There was also a decline in the missionary zeal and sincerity of the Jaina mendicants. They were no more particular in undertaking the strain of spreading Jainism in villages and towns. The traders and businessmen still remained loyal to Jainism. But they had no time to do anything for the spread of Jainism.
- Severity of Jainism
Thirdly, the severity of Jainism boomeranged against it to bring about its decline. Unlike the ‘middle path’ of Buddhism, Jainism stood for severe penance, meditation, fasting and restraint etc. All these were too severe to endure. People soon became disillusioned with it. In course of time, Jainism, once adored, became alienated from the people.
- Unintelligible Philosophy
Fourthly, most of the Jaina philosophy was unintelligible for the masses. The concepts of Jeeva, Ajeeva, Pudgala, Syadbada etc. could not be understood properly by the people. Many could not accept the view that stone, water, tree or earth had a soul of their own. There was, thus, a gradual decline in popular faith for Jainism. This paved the way for its decline.
- Factionalism in Jainism
Factionalism among the Jainas after the death of Mahavira was the fifth cause of the decline of Jainism. Some now advocated to literally follow the teachings of Mahavira, while others wanted to tone down the severity of Jainism. As such, the rift led to a division in Jain ranks. They were now divided into ‘Digamvara’ and ‘Swetamvara’ groups.
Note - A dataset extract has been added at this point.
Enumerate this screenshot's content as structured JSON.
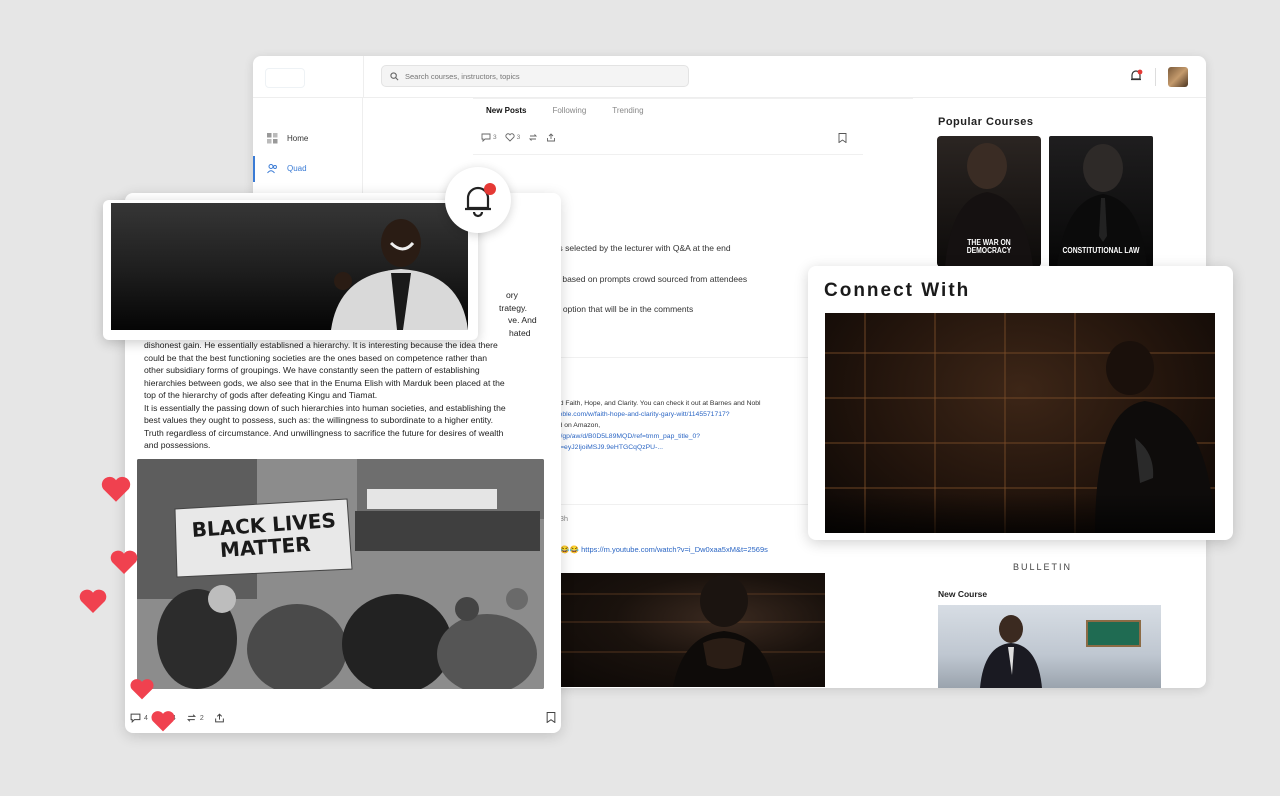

The former, led by Bhadrabahu, gave up dress, adopted severe penance for self-purification and became indifferent to worldly life. The ‘Swetamvara’ group, led by Sitalabahu, wore white dress. The division weakened Jainism and as such, its spread came to be curtailed.
- Spread of Buddhism
Buddhism came as formidable obstacle in the path of the spread of Jainism. Buddhist was simple and intelligible. There was no severity in it. Even a householder could follow it.
- Role of Hindu Preachers
Hinduism posed threats to Jainism. Nimbarka, Ramanuja, Sankaracharya etc. came to make the foundation of Hinduism more solid and stronger. Rise of Vaisnavism, Saivism and Saktism paled Jainism into comparative insignificance. Decline of Jainism, thus, became inevitable and unavoidable. Thus, Jainism which gained momentum came to a declining stage after the spread of Budhism. The Hindu preachers put constant problem on the path of the spread of Jainism. So, it declined.